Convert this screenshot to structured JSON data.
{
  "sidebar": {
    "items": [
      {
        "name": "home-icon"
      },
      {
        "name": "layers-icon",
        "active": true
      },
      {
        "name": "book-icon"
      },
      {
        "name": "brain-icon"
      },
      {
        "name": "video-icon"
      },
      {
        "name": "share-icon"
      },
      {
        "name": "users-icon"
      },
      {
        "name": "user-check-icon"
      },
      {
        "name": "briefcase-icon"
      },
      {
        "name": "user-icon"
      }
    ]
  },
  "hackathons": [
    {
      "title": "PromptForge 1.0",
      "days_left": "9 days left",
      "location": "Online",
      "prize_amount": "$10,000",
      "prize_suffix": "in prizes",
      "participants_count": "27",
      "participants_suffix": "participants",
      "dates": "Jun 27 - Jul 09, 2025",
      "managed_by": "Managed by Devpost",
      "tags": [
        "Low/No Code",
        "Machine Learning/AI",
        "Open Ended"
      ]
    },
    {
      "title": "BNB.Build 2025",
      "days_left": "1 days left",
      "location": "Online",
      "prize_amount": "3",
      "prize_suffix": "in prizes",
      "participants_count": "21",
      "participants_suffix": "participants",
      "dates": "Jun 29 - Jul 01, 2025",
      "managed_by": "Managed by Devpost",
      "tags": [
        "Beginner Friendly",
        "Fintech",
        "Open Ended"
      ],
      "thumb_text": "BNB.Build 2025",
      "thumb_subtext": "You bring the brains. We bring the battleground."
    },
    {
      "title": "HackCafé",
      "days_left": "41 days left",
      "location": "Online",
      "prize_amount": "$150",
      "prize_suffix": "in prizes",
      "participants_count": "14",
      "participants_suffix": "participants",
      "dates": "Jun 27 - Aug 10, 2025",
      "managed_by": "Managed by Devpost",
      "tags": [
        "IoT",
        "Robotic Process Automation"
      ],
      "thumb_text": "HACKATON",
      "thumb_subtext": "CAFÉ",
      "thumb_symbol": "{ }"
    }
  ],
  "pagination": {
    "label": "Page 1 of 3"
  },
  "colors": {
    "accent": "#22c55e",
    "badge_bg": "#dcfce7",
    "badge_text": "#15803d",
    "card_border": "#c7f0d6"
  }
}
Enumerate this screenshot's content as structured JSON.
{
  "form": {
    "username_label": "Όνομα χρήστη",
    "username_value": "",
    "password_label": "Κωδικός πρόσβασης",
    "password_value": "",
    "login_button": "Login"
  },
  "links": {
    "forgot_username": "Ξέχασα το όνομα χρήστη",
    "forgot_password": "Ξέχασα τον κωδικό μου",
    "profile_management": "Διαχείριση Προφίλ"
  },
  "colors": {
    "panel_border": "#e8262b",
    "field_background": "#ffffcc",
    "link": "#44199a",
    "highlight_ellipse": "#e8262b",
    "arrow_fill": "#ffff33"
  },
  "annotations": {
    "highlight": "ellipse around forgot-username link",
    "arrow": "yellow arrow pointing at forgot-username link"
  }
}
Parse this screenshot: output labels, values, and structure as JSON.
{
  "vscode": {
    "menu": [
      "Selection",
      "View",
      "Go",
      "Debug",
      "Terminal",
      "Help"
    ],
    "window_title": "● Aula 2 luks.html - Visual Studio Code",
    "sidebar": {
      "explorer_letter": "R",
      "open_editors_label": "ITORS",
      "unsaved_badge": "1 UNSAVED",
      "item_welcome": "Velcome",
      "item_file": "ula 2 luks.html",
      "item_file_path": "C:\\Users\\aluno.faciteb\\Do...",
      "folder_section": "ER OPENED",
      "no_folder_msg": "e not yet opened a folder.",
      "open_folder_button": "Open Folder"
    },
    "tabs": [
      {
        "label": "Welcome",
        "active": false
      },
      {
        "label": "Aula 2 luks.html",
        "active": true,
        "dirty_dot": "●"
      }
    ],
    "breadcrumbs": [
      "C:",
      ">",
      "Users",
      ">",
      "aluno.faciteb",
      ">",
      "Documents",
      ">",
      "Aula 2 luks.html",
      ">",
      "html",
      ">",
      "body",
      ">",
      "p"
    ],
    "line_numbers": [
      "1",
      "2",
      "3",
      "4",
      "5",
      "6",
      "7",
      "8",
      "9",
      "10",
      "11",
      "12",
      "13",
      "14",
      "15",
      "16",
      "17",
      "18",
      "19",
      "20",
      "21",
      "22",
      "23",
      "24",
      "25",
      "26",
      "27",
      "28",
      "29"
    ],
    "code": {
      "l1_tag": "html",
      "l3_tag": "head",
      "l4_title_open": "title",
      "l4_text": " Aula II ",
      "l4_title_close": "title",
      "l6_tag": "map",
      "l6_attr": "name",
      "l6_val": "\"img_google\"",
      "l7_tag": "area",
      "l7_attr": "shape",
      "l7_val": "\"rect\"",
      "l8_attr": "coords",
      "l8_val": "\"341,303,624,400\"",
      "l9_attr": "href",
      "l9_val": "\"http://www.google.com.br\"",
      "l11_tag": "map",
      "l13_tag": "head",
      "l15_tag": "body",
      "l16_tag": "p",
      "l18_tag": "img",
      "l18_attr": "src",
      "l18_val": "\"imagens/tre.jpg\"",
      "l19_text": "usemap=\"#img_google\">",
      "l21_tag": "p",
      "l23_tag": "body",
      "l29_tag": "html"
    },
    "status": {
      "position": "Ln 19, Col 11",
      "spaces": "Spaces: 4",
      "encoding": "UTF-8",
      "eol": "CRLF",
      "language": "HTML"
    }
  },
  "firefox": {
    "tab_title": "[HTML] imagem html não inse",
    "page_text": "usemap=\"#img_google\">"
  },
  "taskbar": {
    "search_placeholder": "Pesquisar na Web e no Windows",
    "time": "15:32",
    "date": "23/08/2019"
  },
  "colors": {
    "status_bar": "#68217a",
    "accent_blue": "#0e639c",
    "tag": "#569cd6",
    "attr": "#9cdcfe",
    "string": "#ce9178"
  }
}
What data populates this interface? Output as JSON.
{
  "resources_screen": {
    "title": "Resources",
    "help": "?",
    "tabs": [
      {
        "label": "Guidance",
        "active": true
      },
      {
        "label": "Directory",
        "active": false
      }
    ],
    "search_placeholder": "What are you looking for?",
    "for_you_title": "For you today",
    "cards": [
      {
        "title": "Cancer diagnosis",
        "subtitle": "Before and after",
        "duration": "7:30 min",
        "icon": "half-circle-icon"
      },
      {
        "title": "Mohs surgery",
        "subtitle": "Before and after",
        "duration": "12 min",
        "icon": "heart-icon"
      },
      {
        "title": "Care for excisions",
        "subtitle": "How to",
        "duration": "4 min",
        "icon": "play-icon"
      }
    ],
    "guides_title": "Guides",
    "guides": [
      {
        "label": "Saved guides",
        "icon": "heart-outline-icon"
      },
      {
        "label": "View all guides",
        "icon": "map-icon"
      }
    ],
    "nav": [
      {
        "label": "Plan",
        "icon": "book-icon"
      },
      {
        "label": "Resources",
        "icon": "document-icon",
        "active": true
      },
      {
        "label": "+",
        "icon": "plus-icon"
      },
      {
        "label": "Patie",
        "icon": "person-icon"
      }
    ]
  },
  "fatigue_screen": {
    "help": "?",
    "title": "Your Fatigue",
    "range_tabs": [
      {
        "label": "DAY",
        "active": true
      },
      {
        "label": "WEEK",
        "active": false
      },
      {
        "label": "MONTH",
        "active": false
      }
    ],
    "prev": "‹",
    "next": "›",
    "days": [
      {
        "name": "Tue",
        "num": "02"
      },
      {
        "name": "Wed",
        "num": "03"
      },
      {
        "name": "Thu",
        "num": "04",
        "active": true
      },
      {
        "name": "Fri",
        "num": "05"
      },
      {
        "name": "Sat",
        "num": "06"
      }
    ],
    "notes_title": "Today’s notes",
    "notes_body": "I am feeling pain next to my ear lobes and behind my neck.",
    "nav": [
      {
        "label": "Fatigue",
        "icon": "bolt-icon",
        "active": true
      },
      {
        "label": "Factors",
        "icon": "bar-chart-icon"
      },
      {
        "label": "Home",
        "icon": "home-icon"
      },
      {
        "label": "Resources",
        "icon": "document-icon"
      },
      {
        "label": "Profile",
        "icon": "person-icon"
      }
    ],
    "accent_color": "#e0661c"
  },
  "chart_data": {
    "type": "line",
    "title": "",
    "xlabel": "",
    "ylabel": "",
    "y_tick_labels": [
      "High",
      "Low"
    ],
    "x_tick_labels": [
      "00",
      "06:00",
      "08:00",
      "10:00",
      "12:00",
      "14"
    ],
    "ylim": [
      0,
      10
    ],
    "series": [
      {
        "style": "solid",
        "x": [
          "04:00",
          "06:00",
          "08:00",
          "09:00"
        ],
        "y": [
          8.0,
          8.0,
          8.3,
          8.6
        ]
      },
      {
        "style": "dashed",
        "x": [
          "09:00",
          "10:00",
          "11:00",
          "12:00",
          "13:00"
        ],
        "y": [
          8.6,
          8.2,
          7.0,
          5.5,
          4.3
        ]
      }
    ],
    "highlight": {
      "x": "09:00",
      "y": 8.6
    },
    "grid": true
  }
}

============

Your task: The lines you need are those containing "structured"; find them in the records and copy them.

Problem solution:
Convert this screenshot to structured JSON data.
Enumerate this screenshot's content as structured JSON.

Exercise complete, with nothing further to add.